Syrian Refugees: Resettlement And New Lives


After escaping from the civil war in Syria to various host countries, such as Turkey, Greece, and Scandinavia, Syrian refugees have been resettled and begun their new lives.

The Syrian Civil War began in 2011, with an anti-regime uprising starting in March of the same year. During this period, over 5 million people fled the country, 6.3 million have been displaced internally, and around 400,000 have been killed. Such intense violence has had devastating influences on civilians, which has caused it to be condemned by different political entities, such as the European Union, the Arab League, the United States and so on, in accordance with CNN.

Therefore, for the sake of humanitarian protection and assistance, several host countries are willing to provide accommodation and residency for those people who have run away from the cruel war. For instance, according to BBC, the Greek island of Tilos, with an 800-strong community, welcomes Syrian refugees and will offer them places of resettlement on the condition that they work and integrate into the local society. Moreover, in Turkey, there is a refugee camp located on the outskirts of Kahramanmaras, which enables newcomers to feel at home as they have access to almost all the things they need and require. In addition, Syrians are among 24,000 of the displaced people in this country, living in air-conditioned container-unit houses with kitchens, bedrooms, televisions, and laundry machines. Apart from these, according to The Economist, the camp is also equipped with some basic facilities and services, such as schools, hospitals, and supermarkets.

Although the countries mentioned above have made progress on the issue of Syrian refugees, shortcomings, disagreement, and dissatisfaction are still evident. First, there exist some differences between these nations’ actions and behaviours. For instance, as the Syrian Refugees website puts it, the European Union has already accepted most of the Syrians that have requested asylum, but it has not processed many applications. In fact, the processed applications only constitute about 10 percent of the total displaced Syrians. By comparison, the neighbouring countries of Syria, like Turkey, have been faced with the enormous challenge of absorbing more refugees, and have been concerned with not only the humanitarian factor, but the safety and stability of the whole region as well. Secondly, the financial aid needed falls short and is not that enough. Meanwhile, Al Jazeera has reported that a UN-led humanitarian appeal to approach the problems of Syrian refugees and host communities has received 298 million dollars, which is a mere six percent of the funds that had been requested this year. Thirdly, it is difficult for Syrian refugees to be highly or readily accepted by people in the host countries. To illustrate, in Denmark, opinion polls indicate that an increasing number of Danish people intend to stop refugees from coming to the nation. Moreover, Martin Henriksen, a representative of the Nationalist Danish People’s Party, believes that these new arrivals are a problem, and are not a source of economic growth and development for the entire society, according to BBC.

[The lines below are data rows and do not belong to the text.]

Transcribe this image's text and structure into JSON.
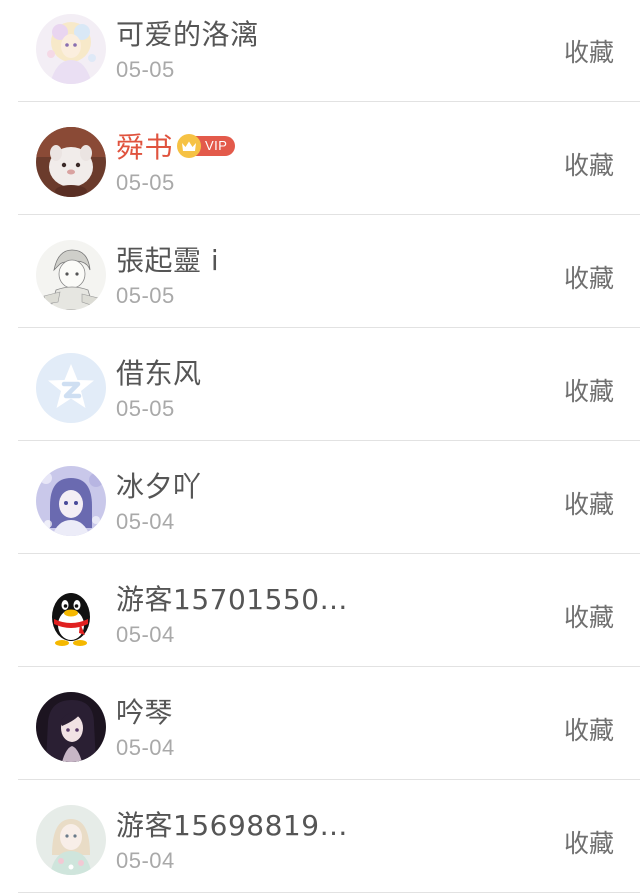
{
  "action_label": "收藏",
  "vip_badge_text": "VIP",
  "colors": {
    "name": "#555555",
    "vip_name": "#e0533e",
    "date": "#a9a9a9",
    "action": "#707070",
    "divider": "#e2e2e2",
    "vip_tag": "#e35a4b",
    "vip_crown": "#f6c244"
  },
  "items": [
    {
      "name": "可爱的洛漓",
      "date": "05-05",
      "vip": false,
      "avatar": "anime-girl-pastel-avatar"
    },
    {
      "name": "舜书",
      "date": "05-05",
      "vip": true,
      "avatar": "white-fluffy-creature-avatar"
    },
    {
      "name": "張起靈 i",
      "date": "05-05",
      "vip": false,
      "avatar": "sketch-anime-avatar"
    },
    {
      "name": "借东风",
      "date": "05-05",
      "vip": false,
      "avatar": "default-star-avatar"
    },
    {
      "name": "冰夕吖",
      "date": "05-04",
      "vip": false,
      "avatar": "anime-girl-blue-avatar"
    },
    {
      "name": "游客15701550…",
      "date": "05-04",
      "vip": false,
      "avatar": "qq-penguin-avatar"
    },
    {
      "name": "吟琴",
      "date": "05-04",
      "vip": false,
      "avatar": "dark-hair-girl-avatar"
    },
    {
      "name": "游客15698819…",
      "date": "05-04",
      "vip": false,
      "avatar": "doll-avatar"
    }
  ]
}
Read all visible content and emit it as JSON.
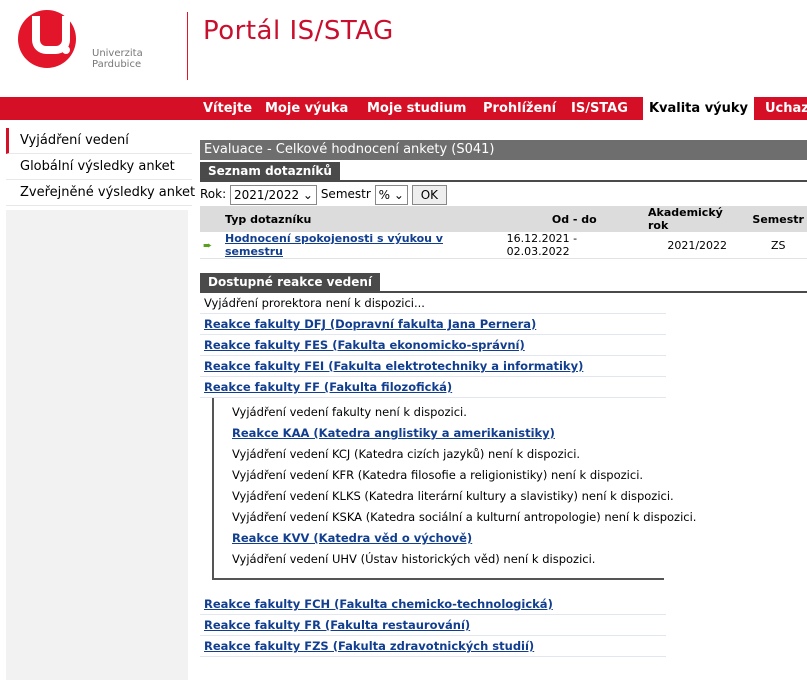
{
  "brand": {
    "logo_line1": "Univerzita",
    "logo_line2": "Pardubice",
    "portal_title": "Portál IS/STAG",
    "accent": "#d50f25"
  },
  "nav": {
    "items": [
      {
        "label": "Vítejte"
      },
      {
        "label": "Moje výuka"
      },
      {
        "label": "Moje studium"
      },
      {
        "label": "Prohlížení"
      },
      {
        "label": "IS/STAG"
      },
      {
        "label": "Kvalita výuky",
        "active": true
      },
      {
        "label": "Uchaz"
      }
    ]
  },
  "sidebar": {
    "items": [
      {
        "label": "Vyjádření vedení",
        "active": true
      },
      {
        "label": "Globální výsledky anket"
      },
      {
        "label": "Zveřejněné výsledky anket"
      }
    ]
  },
  "main": {
    "page_title": "Evaluace - Celkové hodnocení ankety (S041)",
    "list_tab": "Seznam dotazníků",
    "filter": {
      "rok_label": "Rok:",
      "rok_value": "2021/2022",
      "semestr_label": "Semestr",
      "semestr_value": "%",
      "ok_label": "OK"
    },
    "table": {
      "headers": [
        "Typ dotazníku",
        "Od - do",
        "Akademický rok",
        "Semestr"
      ],
      "rows": [
        {
          "typ": "Hodnocení spokojenosti s výukou v semestru",
          "od_do": "16.12.2021 - 02.03.2022",
          "rok": "2021/2022",
          "semestr": "ZS"
        }
      ]
    },
    "reactions_tab": "Dostupné reakce vedení",
    "reactions": [
      {
        "text": "Vyjádření prorektora není k dispozici...",
        "link": false
      },
      {
        "text": "Reakce fakulty DFJ (Dopravní fakulta Jana Pernera)",
        "link": true
      },
      {
        "text": "Reakce fakulty FES (Fakulta ekonomicko-správní)",
        "link": true
      },
      {
        "text": "Reakce fakulty FEI (Fakulta elektrotechniky a informatiky)",
        "link": true
      },
      {
        "text": "Reakce fakulty FF (Fakulta filozofická)",
        "link": true
      }
    ],
    "ff_sub": [
      {
        "text": "Vyjádření vedení fakulty není k dispozici.",
        "link": false
      },
      {
        "text": "Reakce KAA (Katedra anglistiky a amerikanistiky)",
        "link": true
      },
      {
        "text": "Vyjádření vedení KCJ (Katedra cizích jazyků) není k dispozici.",
        "link": false
      },
      {
        "text": "Vyjádření vedení KFR (Katedra filosofie a religionistiky) není k dispozici.",
        "link": false
      },
      {
        "text": "Vyjádření vedení KLKS (Katedra literární kultury a slavistiky) není k dispozici.",
        "link": false
      },
      {
        "text": "Vyjádření vedení KSKA (Katedra sociální a kulturní antropologie) není k dispozici.",
        "link": false
      },
      {
        "text": "Reakce KVV (Katedra věd o výchově)",
        "link": true
      },
      {
        "text": "Vyjádření vedení UHV (Ústav historických věd) není k dispozici.",
        "link": false
      }
    ],
    "reactions_after": [
      {
        "text": "Reakce fakulty FCH (Fakulta chemicko-technologická)",
        "link": true
      },
      {
        "text": "Reakce fakulty FR (Fakulta restaurování)",
        "link": true
      },
      {
        "text": "Reakce fakulty FZS (Fakulta zdravotnických studií)",
        "link": true
      }
    ]
  }
}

Thus, in order to alleviate or solve the problems, host countries are supposed to balance various resources and opinions in the local communities, particularly if it is necessary to put forward an effective measure to fulfil the needs of both native people and Syrian refugees and deal with the formers’ grievance as well. Then, Syria’s neighbours will need to reduce the stress of the refugee issue with the help of other nations, including those in the European Union. In addition, according to World Vision, NGOs and other international organizations are expected to provide healthcare, water and sanitation, humanitarian aid, psychosocial support to women and children, and so on, for the war zone and host countries as well. What’s more, peace and development are the most important factors for the wellbeing of a single country and its civilians. With all of this in mind, one should always think twice before they plan to launch wars.